(For context, see my previous post on OTCP)
In any Diffie-Hellman exchange based on elliptic curves, we have Q=aP where P and Q are points on an elliptic curve. The operation of multiplying a point and a scalar is well defined, but unimportant here. The problem facing the attacker is, given Q and P, find a. If they can do that, we're sunk.
If you could find a pair of numbers such that: cP + dQ = eP + fQ then you're done because: (c-e)P = (f-d)Q = (f-d)aP, then a = (c-e)/(f-d) mod n, where n is the size of the field underlying the curve.
Finding such a point by picking random examples is never going to work because of the storage requirements. However, if you define a step function which takes a pair (c, d) and produces a new pair (c', d') you have defined a cycle through the search space. (It must be a cycle because the search space is finite. At some point you must hit a previous state and loop forever.) Now you can use Floyd's cycle finding algorithm to find a collision with constant space. This is an √n algorithm for breaking this problem and is well known as Pollard's rho method.
Now, if you have many of these problems you get a big speed up by using some storage. Assume that you do the legwork to solve an instance of the problem and that you record some fraction of the points that you evaluated. (How you choose the points isn't important so long as it's a function of the point; say pick all points where the first m bits are zero.)
Now, future attempts to break the problem can collide with one of the previous points. If you find cP + dQ = eP + fR (note that P is a constant of the elliptic curve system) and also that R = bP (because we solved this instance previously) then cP + dQ = cP + adP = (e+fb)P and so (c-(e+fb)) / d = a (and we know all the values on the left-hand side).

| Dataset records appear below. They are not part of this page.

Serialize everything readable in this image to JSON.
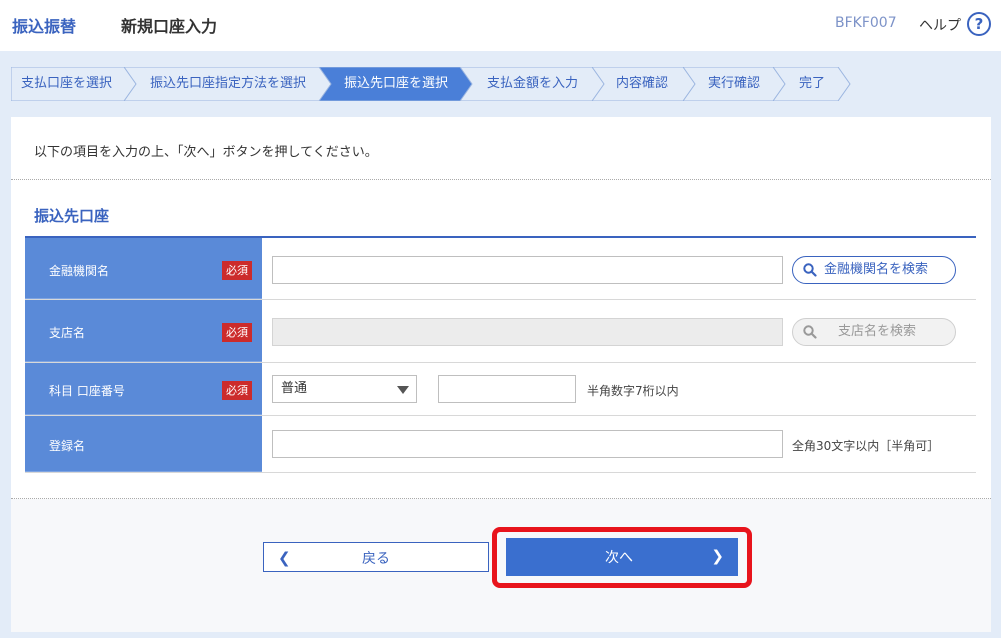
{
  "header": {
    "section": "振込振替",
    "title": "新規口座入力",
    "screen_id": "BFKF007",
    "help_label": "ヘルプ",
    "help_icon": "?"
  },
  "steps": [
    {
      "label": "支払口座を選択",
      "active": false
    },
    {
      "label": "振込先口座指定方法を選択",
      "active": false
    },
    {
      "label": "振込先口座を選択",
      "active": true
    },
    {
      "label": "支払金額を入力",
      "active": false
    },
    {
      "label": "内容確認",
      "active": false
    },
    {
      "label": "実行確認",
      "active": false
    },
    {
      "label": "完了",
      "active": false
    }
  ],
  "instruction": "以下の項目を入力の上、「次へ」ボタンを押してください。",
  "section_title": "振込先口座",
  "form": {
    "required_badge": "必須",
    "bank": {
      "label": "金融機関名",
      "value": "",
      "search_label": "金融機関名を検索"
    },
    "branch": {
      "label": "支店名",
      "value": "",
      "search_label": "支店名を検索"
    },
    "account": {
      "label": "科目 口座番号",
      "type_selected": "普通",
      "number_value": "",
      "hint": "半角数字7桁以内"
    },
    "registered_name": {
      "label": "登録名",
      "value": "",
      "hint": "全角30文字以内［半角可］"
    }
  },
  "buttons": {
    "back_label": "戻る",
    "next_label": "次へ"
  },
  "colors": {
    "accent": "#3a63bf",
    "label_bg": "#5a8ad8",
    "required": "#cc2b2b",
    "highlight": "#e8141c"
  }
}
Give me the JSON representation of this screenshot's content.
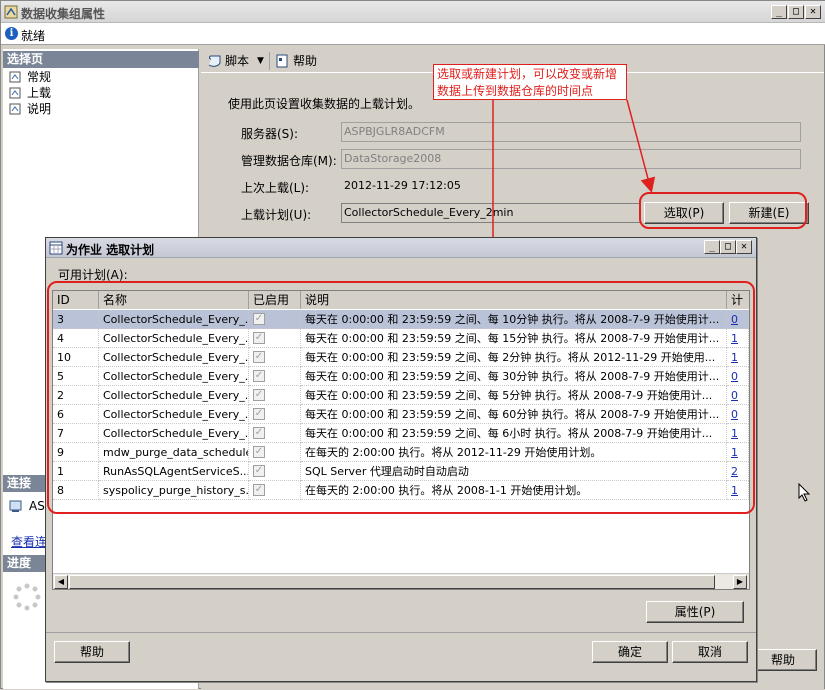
{
  "window": {
    "title": "数据收集组属性",
    "status": "就绪"
  },
  "left": {
    "select_page_header": "选择页",
    "pages": [
      {
        "label": "常规"
      },
      {
        "label": "上载"
      },
      {
        "label": "说明"
      }
    ],
    "connection_header": "连接",
    "connection_text": "AS",
    "view_link": "查看连",
    "progress_header": "进度"
  },
  "toolbar": {
    "script_label": "脚本",
    "help_label": "帮助"
  },
  "upload": {
    "description": "使用此页设置收集数据的上载计划。",
    "server_label": "服务器(S):",
    "server_value": "ASPBJGLR8ADCFM",
    "warehouse_label": "管理数据仓库(M):",
    "warehouse_value": "DataStorage2008",
    "last_upload_label": "上次上载(L):",
    "last_upload_value": "2012-11-29 17:12:05",
    "schedule_label": "上载计划(U):",
    "schedule_value": "CollectorSchedule_Every_2min",
    "pick_button": "选取(P)",
    "new_button": "新建(E)",
    "outer_help_button": "帮助"
  },
  "annotation": {
    "callout_text": "选取或新建计划，可以改变或新增数据上传到数据仓库的时间点",
    "color": "#e0201e"
  },
  "dialog": {
    "title": "为作业 选取计划",
    "available_label": "可用计划(A):",
    "columns": [
      "ID",
      "名称",
      "已启用",
      "说明",
      "计划"
    ],
    "rows": [
      {
        "id": "3",
        "name": "CollectorSchedule_Every_...",
        "enabled": "✓",
        "desc": "每天在 0:00:00 和 23:59:59 之间、每 10分钟 执行。将从 2008-7-9 开始使用计...",
        "count": "0"
      },
      {
        "id": "4",
        "name": "CollectorSchedule_Every_...",
        "enabled": "✓",
        "desc": "每天在 0:00:00 和 23:59:59 之间、每 15分钟 执行。将从 2008-7-9 开始使用计...",
        "count": "1"
      },
      {
        "id": "10",
        "name": "CollectorSchedule_Every_...",
        "enabled": "✓",
        "desc": "每天在 0:00:00 和 23:59:59 之间、每 2分钟 执行。将从 2012-11-29 开始使用...",
        "count": "1"
      },
      {
        "id": "5",
        "name": "CollectorSchedule_Every_...",
        "enabled": "✓",
        "desc": "每天在 0:00:00 和 23:59:59 之间、每 30分钟 执行。将从 2008-7-9 开始使用计...",
        "count": "0"
      },
      {
        "id": "2",
        "name": "CollectorSchedule_Every_...",
        "enabled": "✓",
        "desc": "每天在 0:00:00 和 23:59:59 之间、每 5分钟 执行。将从 2008-7-9 开始使用计...",
        "count": "0"
      },
      {
        "id": "6",
        "name": "CollectorSchedule_Every_...",
        "enabled": "✓",
        "desc": "每天在 0:00:00 和 23:59:59 之间、每 60分钟 执行。将从 2008-7-9 开始使用计...",
        "count": "0"
      },
      {
        "id": "7",
        "name": "CollectorSchedule_Every_...",
        "enabled": "✓",
        "desc": "每天在 0:00:00 和 23:59:59 之间、每 6小时 执行。将从 2008-7-9 开始使用计...",
        "count": "1"
      },
      {
        "id": "9",
        "name": "mdw_purge_data_schedule",
        "enabled": "✓",
        "desc": "在每天的 2:00:00 执行。将从 2012-11-29 开始使用计划。",
        "count": "1"
      },
      {
        "id": "1",
        "name": "RunAsSQLAgentServiceS...",
        "enabled": "✓",
        "desc": "SQL Server 代理启动时自动启动",
        "count": "2"
      },
      {
        "id": "8",
        "name": "syspolicy_purge_history_s...",
        "enabled": "✓",
        "desc": "在每天的 2:00:00 执行。将从 2008-1-1 开始使用计划。",
        "count": "1"
      }
    ],
    "properties_button": "属性(P)",
    "help_button": "帮助",
    "ok_button": "确定",
    "cancel_button": "取消"
  }
}
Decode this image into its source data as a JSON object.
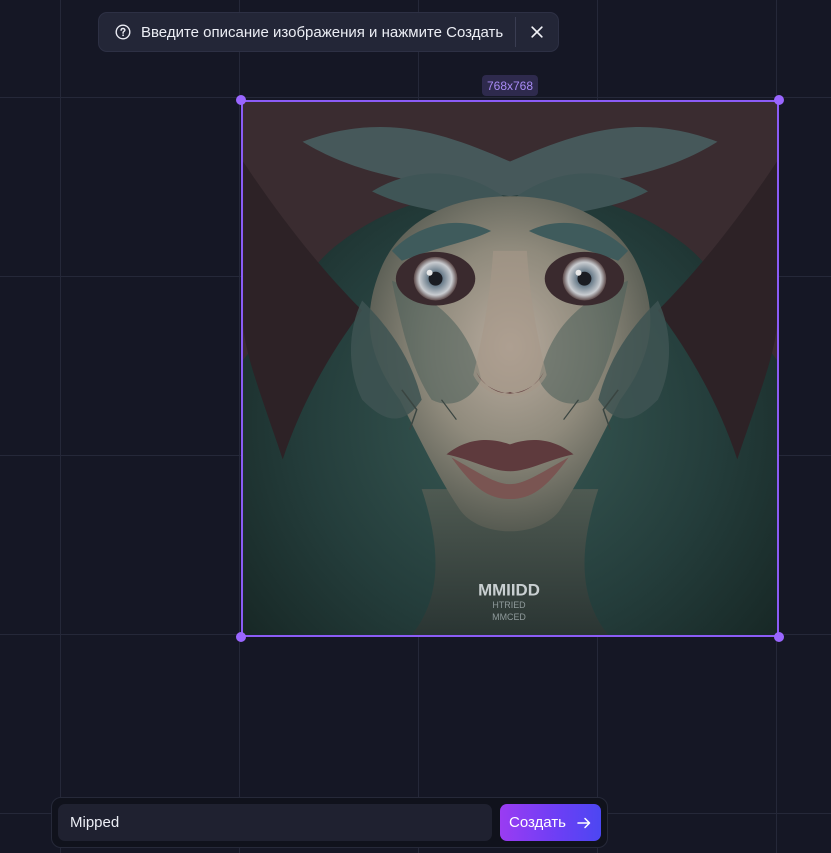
{
  "hint": {
    "text": "Введите описание изображения и нажмите Создать",
    "help_icon": "question-circle-icon",
    "close_icon": "close-icon"
  },
  "canvas": {
    "size_label": "768x768",
    "image": {
      "watermark_lines": [
        "MMIIDD",
        "HTRIED",
        "MMCED"
      ]
    },
    "accent_color": "#8b5cf6"
  },
  "prompt": {
    "value": "Mipped",
    "placeholder": "",
    "submit_label": "Создать",
    "submit_icon": "arrow-right-icon"
  },
  "colors": {
    "background": "#151725",
    "button_gradient_start": "#9a3cf2",
    "button_gradient_end": "#4c47f2"
  }
}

Now, 2112 (14 bytes) is about as big an elliptic curve point as we can fit in a TCP header. The maximum options payload is 40 bytes, of which 20 are already taken up in modern TCP stacks. We need 2 bytes of fluff per option and, unless we want this to be the last TCP header ever, we need to leave at least 4 bytes. That's where the 14 byte limit comes from.
We give the attacker 250 bytes of space. I believe that each point will take 3*14 bytes of space for the (c,d,Y) triple, where Y = cP+dQ. Thus they can store 244 distinguished points. Thus one in 256-44=12 points are distinguished. Additionally, generating those 244 points isn't that hard, computationally. This suggests that an attacker can find a collision in only 212 iterations., or about 213 field multiplications.
So, again, a reasonable attacker can break our crypto in real time.
This scheme becomes much harder to sell if we have to do evil things to the TCP header in order to make it work.